Collect every line below that contains the word "label".

::::

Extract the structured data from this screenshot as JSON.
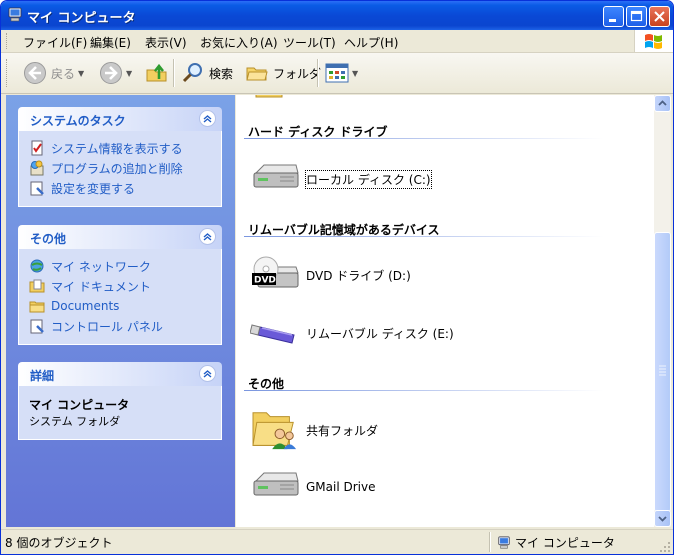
{
  "window": {
    "title": "マイ コンピュータ",
    "colors": {
      "titlebar": "#0a49d6",
      "accent": "#215dc6",
      "taskpane": "#6f8fe0"
    }
  },
  "menu": [
    {
      "label": "ファイル(F)"
    },
    {
      "label": "編集(E)"
    },
    {
      "label": "表示(V)"
    },
    {
      "label": "お気に入り(A)"
    },
    {
      "label": "ツール(T)"
    },
    {
      "label": "ヘルプ(H)"
    }
  ],
  "toolbar": {
    "back": "戻る",
    "search": "検索",
    "folders": "フォルダ"
  },
  "tasks": {
    "system": {
      "title": "システムのタスク",
      "items": [
        "システム情報を表示する",
        "プログラムの追加と削除",
        "設定を変更する"
      ]
    },
    "other": {
      "title": "その他",
      "items": [
        "マイ ネットワーク",
        "マイ ドキュメント",
        "Documents",
        "コントロール パネル"
      ]
    },
    "details": {
      "title": "詳細",
      "name": "マイ コンピュータ",
      "type": "システム フォルダ"
    }
  },
  "content": {
    "groups": [
      {
        "title": "ハード ディスク ドライブ",
        "items": [
          "ローカル ディスク (C:)"
        ]
      },
      {
        "title": "リムーバブル記憶域があるデバイス",
        "items": [
          "DVD ドライブ (D:)",
          "リムーバブル ディスク (E:)"
        ]
      },
      {
        "title": "その他",
        "items": [
          "共有フォルダ",
          "GMail Drive"
        ]
      }
    ]
  },
  "status": {
    "count": "8 個のオブジェクト",
    "location": "マイ コンピュータ"
  }
}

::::

Response area:
      "label": "ファイル(F)"
      "label": "編集(E)"
      "label": "表示(V)"
      "label": "お気に入り(A)"
      "label": "ツール(T)"
      "label": "ヘルプ(H)"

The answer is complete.